OK, marketing hyperbole aside, I'm a data guy. I care about what the data says. Fortunately, Jeff Jones collected the data and did the analysis. Rather than color your conclusions by mine, I will let you draw your own conclusions from his analysis because (a) Jeff is a friend of mine and I won't let that influence a judgement, and (b) there may be a slight conflict of interest in the analysis due to Jeff's current employment situation. Nevertheless, it is an interesting read, and you can check the numbers for yourself.
Don't forget too that IE 7, under Vista, runs in low integrity, rendering a lot of attacks far less severe. Jeff forgot to mention that in his analysis. Firefox does not work in low integrity; at least not yet.
Another day. Another data leak. Another round of buck passing. Another round of unsubstantiated claims that they really do care about people's personal information.
This one is a doozy though. A junior IT admin at Her Majesty's Revenue & Customs (the UK tax office) apparently put personal data on 25 million people on a disk and sent it by bicycle courier to a different office. The courier managed to lose (or sell?) it in transit. In other words, this guy took names, addresses, phone numbers, bank account information, birth dates, and national ID numbers, of over 40% of the UK population, and sent it by bicycle courier. What complete moron could ever consider that to be a good idea?
Words absolutely fail me. It is reckless beyond belief, and the fact that it is the third time makes it sound like a poorly thought-out television farce script. This is such a monumental breach of trust that it really is impossible to describe. Alice Miles did as good job of it as anyone can. The only thing I can add is that I sure hope there will be prison time to serve for this, but, alas, facilitating identity theft against half the country is apparently not a crime in the UK.
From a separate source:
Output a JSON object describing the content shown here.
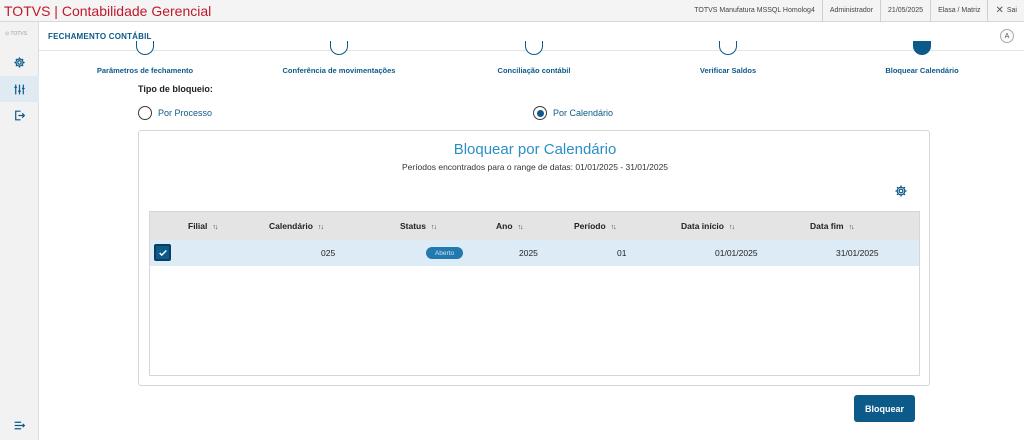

Oh, one more thing: guess who ends up paying the clean-up costs when governments fail to protect their citizens?
No matter how smug you are about it, and how much you claim that security is someone else's problem, software will have vulnerabilities. It is a fact of life because software is, by far, the most complex engineering task mankind has ever undertaken.
In that light, I found a quote by Alan Paller, of the SANS Institute, in the latest @Risk Consensus Security Vulnerability Alert quite revealing:
If you are ever asked which operating system is safer, the following 'non-aligned' rule may be of some help. Given a fixed level of programming skill, the number of vulnerabilities in software is directly proportional to the number of lines of code and inversely proportional to the length of time the software has been in wide use. Large numbers of critical vulnerabilities are being, and were bound to be, discovered in Apple's operating system because Steve Jobs may design better hardware, but his programmers are no better at writing secure code than programmers in other software organizations. Alan
Secure software is produced by software developers who have been adequately trained, who have great tools at their disposal, and who work in a supportive culture that makes it easier to do the right thing and harder to do the wrong thing.
If it weren't because too many security departments are like Mordac, today's Dilbert would be funny. Unfortunately, there are still far too many people working on security that fail to recognize that nobody actually wants security. Nobody bought their computer, or built a network, or hired an IT staff, because security was the ultimate purpose. They did all those things to get something else; efficiency, access to data, to build a web site, enable people to communicate via e-mail, etc. Security is merely the thing they have to have to make all those other things safe. Security is not the end goal, it is the means by which we achieve the end-goal of privacy, of efficiency, of reliability, etc.
If you are a business person who goes to security to find out how to do something safely and your security folks do not ask about the business need, it is time to educate or replace them. If you are a security person, and you do not start out the discussion with the business asking what business need they are trying to meet, you are not acting as a valuable member of the business. Security is there, first and foremost, to help the business achieve its goals safely; not to stop the business from achieving its goals.